**Aim of the exercise:**
Whenever a line of the listing contains the string "shortcut", return that line.

☆ ☆ ☆ ☆ ☆ ☆ ☆

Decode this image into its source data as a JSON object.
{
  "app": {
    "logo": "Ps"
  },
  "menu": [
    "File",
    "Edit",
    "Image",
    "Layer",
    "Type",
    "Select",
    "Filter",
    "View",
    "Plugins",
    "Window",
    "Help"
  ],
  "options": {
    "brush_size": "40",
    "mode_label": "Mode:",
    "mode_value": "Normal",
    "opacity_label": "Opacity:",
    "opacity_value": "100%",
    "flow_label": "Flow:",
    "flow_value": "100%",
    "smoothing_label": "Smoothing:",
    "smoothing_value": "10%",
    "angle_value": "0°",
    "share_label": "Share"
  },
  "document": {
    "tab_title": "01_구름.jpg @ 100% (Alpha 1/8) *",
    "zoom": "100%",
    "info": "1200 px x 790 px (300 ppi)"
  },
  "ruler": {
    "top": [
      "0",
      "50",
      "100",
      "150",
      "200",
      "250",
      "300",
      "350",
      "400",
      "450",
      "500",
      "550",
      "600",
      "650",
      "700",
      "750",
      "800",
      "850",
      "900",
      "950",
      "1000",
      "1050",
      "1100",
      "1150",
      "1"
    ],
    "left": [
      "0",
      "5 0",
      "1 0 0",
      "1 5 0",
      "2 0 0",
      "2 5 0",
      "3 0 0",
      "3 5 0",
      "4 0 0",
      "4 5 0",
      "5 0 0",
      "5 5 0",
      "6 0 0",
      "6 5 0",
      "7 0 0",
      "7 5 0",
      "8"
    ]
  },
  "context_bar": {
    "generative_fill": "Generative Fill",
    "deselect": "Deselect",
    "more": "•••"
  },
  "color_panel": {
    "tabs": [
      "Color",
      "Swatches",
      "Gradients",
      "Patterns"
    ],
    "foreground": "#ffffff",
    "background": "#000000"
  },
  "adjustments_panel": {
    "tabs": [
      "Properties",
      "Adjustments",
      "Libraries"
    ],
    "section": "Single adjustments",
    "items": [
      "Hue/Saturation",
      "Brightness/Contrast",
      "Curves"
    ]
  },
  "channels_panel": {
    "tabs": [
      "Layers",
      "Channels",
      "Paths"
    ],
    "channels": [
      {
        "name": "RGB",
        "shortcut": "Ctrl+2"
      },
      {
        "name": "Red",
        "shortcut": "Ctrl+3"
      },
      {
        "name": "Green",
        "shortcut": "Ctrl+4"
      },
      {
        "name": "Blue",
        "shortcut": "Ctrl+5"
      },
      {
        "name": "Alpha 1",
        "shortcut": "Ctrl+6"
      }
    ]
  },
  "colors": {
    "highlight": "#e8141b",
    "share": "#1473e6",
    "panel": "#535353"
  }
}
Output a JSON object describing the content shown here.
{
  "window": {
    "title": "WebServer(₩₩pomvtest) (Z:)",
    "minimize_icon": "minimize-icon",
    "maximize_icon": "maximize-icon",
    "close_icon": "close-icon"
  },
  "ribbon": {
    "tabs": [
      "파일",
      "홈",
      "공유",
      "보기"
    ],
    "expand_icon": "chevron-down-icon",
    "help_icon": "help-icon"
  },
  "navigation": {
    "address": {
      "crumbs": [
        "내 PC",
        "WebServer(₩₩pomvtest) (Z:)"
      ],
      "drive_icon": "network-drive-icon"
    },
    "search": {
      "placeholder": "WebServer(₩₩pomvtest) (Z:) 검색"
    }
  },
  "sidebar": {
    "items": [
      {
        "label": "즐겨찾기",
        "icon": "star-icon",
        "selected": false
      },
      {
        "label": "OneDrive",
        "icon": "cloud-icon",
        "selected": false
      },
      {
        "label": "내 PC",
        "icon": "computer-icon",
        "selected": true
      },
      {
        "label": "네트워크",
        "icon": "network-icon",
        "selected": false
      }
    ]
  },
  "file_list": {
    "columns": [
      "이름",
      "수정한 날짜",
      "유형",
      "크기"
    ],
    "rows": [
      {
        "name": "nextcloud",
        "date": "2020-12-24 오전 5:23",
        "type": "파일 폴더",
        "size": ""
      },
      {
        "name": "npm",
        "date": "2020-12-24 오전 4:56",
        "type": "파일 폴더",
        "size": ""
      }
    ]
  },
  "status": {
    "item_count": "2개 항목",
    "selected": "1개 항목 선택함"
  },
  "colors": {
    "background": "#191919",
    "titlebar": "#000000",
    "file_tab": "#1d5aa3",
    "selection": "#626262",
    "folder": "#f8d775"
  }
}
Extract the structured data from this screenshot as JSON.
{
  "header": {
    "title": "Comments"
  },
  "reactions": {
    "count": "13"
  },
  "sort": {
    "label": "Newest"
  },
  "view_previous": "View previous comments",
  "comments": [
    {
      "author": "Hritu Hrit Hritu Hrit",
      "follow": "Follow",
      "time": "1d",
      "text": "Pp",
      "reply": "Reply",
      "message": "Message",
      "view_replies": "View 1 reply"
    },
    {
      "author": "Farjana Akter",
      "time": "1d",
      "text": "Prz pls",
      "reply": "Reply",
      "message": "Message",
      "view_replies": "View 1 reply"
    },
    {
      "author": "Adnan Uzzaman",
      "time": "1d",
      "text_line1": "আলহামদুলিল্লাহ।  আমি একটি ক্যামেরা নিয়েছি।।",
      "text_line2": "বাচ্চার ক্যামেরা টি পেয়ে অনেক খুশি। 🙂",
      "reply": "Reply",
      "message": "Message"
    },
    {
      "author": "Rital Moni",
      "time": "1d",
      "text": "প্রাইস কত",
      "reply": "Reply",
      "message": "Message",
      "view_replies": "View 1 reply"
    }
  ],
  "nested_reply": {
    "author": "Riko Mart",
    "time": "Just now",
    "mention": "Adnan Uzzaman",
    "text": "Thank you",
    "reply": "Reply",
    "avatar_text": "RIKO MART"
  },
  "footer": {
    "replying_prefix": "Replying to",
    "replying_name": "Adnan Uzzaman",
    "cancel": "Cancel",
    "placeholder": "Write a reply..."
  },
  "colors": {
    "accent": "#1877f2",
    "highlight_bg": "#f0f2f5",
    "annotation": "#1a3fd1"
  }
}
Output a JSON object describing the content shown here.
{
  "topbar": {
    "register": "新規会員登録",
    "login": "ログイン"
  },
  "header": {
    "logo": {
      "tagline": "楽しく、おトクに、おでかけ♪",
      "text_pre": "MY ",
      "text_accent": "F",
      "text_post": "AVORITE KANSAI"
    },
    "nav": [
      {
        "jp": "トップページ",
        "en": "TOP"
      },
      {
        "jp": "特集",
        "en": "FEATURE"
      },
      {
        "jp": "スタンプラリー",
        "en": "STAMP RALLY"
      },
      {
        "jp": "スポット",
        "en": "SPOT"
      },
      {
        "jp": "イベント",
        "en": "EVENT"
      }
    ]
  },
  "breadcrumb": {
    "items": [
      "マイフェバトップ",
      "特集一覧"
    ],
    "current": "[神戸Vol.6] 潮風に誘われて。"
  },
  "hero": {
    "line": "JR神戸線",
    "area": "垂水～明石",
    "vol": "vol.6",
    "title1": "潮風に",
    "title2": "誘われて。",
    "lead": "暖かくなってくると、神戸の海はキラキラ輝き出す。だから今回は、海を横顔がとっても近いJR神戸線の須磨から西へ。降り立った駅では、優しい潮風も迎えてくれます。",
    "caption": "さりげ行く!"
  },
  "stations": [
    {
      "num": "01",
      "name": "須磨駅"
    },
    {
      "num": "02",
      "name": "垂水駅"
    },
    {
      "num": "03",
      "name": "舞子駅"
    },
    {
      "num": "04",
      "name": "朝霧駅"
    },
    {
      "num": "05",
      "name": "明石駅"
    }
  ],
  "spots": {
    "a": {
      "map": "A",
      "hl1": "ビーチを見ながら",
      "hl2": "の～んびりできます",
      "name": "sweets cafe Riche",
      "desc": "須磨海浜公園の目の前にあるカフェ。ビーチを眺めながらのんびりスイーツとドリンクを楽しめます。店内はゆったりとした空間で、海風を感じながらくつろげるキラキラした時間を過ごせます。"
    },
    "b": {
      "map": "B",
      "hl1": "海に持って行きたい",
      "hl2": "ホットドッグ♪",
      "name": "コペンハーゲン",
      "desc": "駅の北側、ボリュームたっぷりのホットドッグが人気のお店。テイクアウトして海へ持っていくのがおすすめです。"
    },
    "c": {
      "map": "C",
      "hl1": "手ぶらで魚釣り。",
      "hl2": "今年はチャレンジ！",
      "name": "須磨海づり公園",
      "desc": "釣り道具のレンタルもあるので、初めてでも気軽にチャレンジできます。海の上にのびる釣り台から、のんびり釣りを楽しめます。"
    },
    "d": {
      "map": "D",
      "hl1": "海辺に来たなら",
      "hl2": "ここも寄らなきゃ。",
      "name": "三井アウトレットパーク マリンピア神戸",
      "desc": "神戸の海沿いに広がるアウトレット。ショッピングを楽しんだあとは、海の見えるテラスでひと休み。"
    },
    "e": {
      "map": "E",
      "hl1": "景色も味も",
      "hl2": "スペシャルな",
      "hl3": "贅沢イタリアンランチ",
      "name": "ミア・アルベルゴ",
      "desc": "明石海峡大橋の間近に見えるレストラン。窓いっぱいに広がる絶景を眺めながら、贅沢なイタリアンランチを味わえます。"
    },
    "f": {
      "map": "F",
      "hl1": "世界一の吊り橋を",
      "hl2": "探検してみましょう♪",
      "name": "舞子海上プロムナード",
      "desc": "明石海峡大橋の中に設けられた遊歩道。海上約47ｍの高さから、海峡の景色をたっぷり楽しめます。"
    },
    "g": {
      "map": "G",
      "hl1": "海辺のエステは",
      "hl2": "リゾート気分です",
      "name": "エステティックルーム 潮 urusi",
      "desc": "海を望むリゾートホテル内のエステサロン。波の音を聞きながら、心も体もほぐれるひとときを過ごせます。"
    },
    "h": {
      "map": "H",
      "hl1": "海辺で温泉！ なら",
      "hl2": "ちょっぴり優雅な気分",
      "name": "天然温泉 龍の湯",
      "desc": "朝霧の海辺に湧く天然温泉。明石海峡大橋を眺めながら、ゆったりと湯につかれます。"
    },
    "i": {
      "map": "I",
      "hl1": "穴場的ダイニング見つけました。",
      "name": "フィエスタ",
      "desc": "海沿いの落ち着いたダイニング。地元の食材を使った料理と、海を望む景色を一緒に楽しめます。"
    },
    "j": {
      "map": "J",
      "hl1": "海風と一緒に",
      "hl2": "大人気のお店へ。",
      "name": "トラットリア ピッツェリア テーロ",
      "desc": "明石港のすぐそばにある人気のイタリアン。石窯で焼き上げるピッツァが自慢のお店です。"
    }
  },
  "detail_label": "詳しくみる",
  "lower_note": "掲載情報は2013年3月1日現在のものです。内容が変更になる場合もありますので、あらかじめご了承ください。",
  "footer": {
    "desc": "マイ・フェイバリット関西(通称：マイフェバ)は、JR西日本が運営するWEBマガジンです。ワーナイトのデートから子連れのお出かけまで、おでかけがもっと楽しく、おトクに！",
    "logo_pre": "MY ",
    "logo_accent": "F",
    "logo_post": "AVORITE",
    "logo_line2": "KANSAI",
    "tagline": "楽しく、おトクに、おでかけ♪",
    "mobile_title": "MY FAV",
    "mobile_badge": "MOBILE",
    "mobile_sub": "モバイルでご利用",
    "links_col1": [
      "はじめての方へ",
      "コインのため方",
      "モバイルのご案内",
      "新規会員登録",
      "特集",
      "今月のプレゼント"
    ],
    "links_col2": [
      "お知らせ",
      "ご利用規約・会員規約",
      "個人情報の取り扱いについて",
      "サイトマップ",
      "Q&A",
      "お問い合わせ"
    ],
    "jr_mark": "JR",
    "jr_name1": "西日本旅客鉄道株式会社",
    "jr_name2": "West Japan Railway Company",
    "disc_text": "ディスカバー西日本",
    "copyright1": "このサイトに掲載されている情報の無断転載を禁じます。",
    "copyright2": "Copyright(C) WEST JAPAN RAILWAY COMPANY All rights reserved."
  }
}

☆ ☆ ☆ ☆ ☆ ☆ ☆

**Result for this exercise:**
        "shortcut": "Ctrl+2"
        "shortcut": "Ctrl+3"
        "shortcut": "Ctrl+4"
        "shortcut": "Ctrl+5"
        "shortcut": "Ctrl+6"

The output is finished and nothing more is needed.